[Listed records — start]

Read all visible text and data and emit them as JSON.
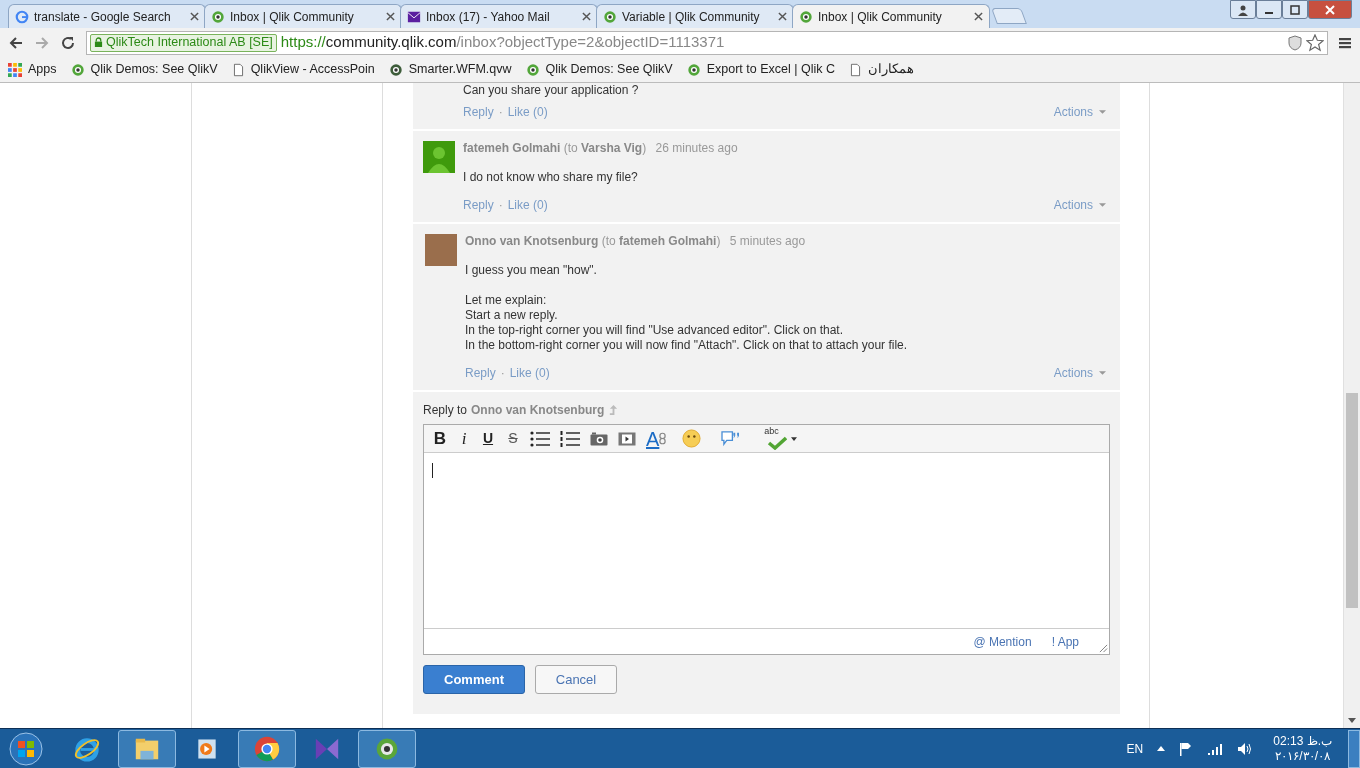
{
  "browser": {
    "tabs": [
      {
        "title": "translate - Google Search",
        "kind": "google",
        "selected": false
      },
      {
        "title": "Inbox | Qlik Community",
        "kind": "qlik",
        "selected": false
      },
      {
        "title": "Inbox (17) - Yahoo Mail",
        "kind": "mail",
        "selected": false
      },
      {
        "title": "Variable | Qlik Community",
        "kind": "qlik",
        "selected": false
      },
      {
        "title": "Inbox | Qlik Community",
        "kind": "qlik",
        "selected": true
      }
    ],
    "address": {
      "security_label": "QlikTech International AB [SE]",
      "scheme": "https://",
      "host": "community.qlik.com",
      "path": "/inbox?objectType=2&objectID=1113371"
    },
    "bookmarks": [
      {
        "label": "Apps",
        "kind": "apps"
      },
      {
        "label": "Qlik Demos: See QlikV",
        "kind": "qlik"
      },
      {
        "label": "QlikView - AccessPoin",
        "kind": "page"
      },
      {
        "label": "Smarter.WFM.qvw",
        "kind": "qlikdark"
      },
      {
        "label": "Qlik Demos: See QlikV",
        "kind": "qlik"
      },
      {
        "label": "Export to Excel | Qlik C",
        "kind": "qlik"
      },
      {
        "label": "همکاران",
        "kind": "page"
      }
    ]
  },
  "previous_comment": {
    "body": "Can you share your application ?",
    "reply": "Reply",
    "separator": "·",
    "like": "Like (0)",
    "actions": "Actions"
  },
  "comments": [
    {
      "author": "fatemeh Golmahi",
      "to_prefix": "(to",
      "to": "Varsha Vig",
      "to_suffix": ")",
      "time": "26 minutes ago",
      "kind": "silhouette",
      "body": [
        "I do not know who share my file?"
      ],
      "reply": "Reply",
      "separator": "·",
      "like": "Like (0)",
      "actions": "Actions"
    },
    {
      "author": "Onno van Knotsenburg",
      "to_prefix": "(to",
      "to": "fatemeh Golmahi",
      "to_suffix": ")",
      "time": "5 minutes ago",
      "kind": "photo",
      "body": [
        "I guess you mean \"how\".",
        "Let me explain:\nStart a new reply.\nIn the top-right corner you will find \"Use advanced editor\". Click on that.\nIn the bottom-right corner you will now find \"Attach\". Click on that to attach your file."
      ],
      "reply": "Reply",
      "separator": "·",
      "like": "Like (0)",
      "actions": "Actions"
    }
  ],
  "reply_box": {
    "label": "Reply to",
    "target": "Onno van Knotsenburg",
    "tools": [
      {
        "kind": "bold",
        "label": "B"
      },
      {
        "kind": "italic",
        "label": "i"
      },
      {
        "kind": "underline",
        "label": "U"
      },
      {
        "kind": "strike",
        "label": "S"
      },
      {
        "kind": "bullets"
      },
      {
        "kind": "numbers"
      },
      {
        "kind": "image"
      },
      {
        "kind": "video"
      },
      {
        "kind": "link",
        "label": "A"
      },
      {
        "kind": "emoji"
      },
      {
        "kind": "quote"
      },
      {
        "kind": "spell",
        "label": "abc"
      }
    ],
    "mention": "@ Mention",
    "app": "! App",
    "comment_button": "Comment",
    "cancel_button": "Cancel"
  },
  "taskbar": {
    "apps": [
      {
        "kind": "ie",
        "active": false
      },
      {
        "kind": "explorer",
        "active": true
      },
      {
        "kind": "media",
        "active": false
      },
      {
        "kind": "chrome",
        "active": true
      },
      {
        "kind": "vs",
        "active": false
      },
      {
        "kind": "qlik",
        "active": true
      }
    ],
    "language": "EN",
    "time": "02:13 ب.ظ",
    "date": "۲۰۱۶/۳۰/۰۸"
  }
}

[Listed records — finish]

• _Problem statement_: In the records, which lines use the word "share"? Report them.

• _Task response_:
    "body": "Can you share your application ?",
        "I do not know who share my file?"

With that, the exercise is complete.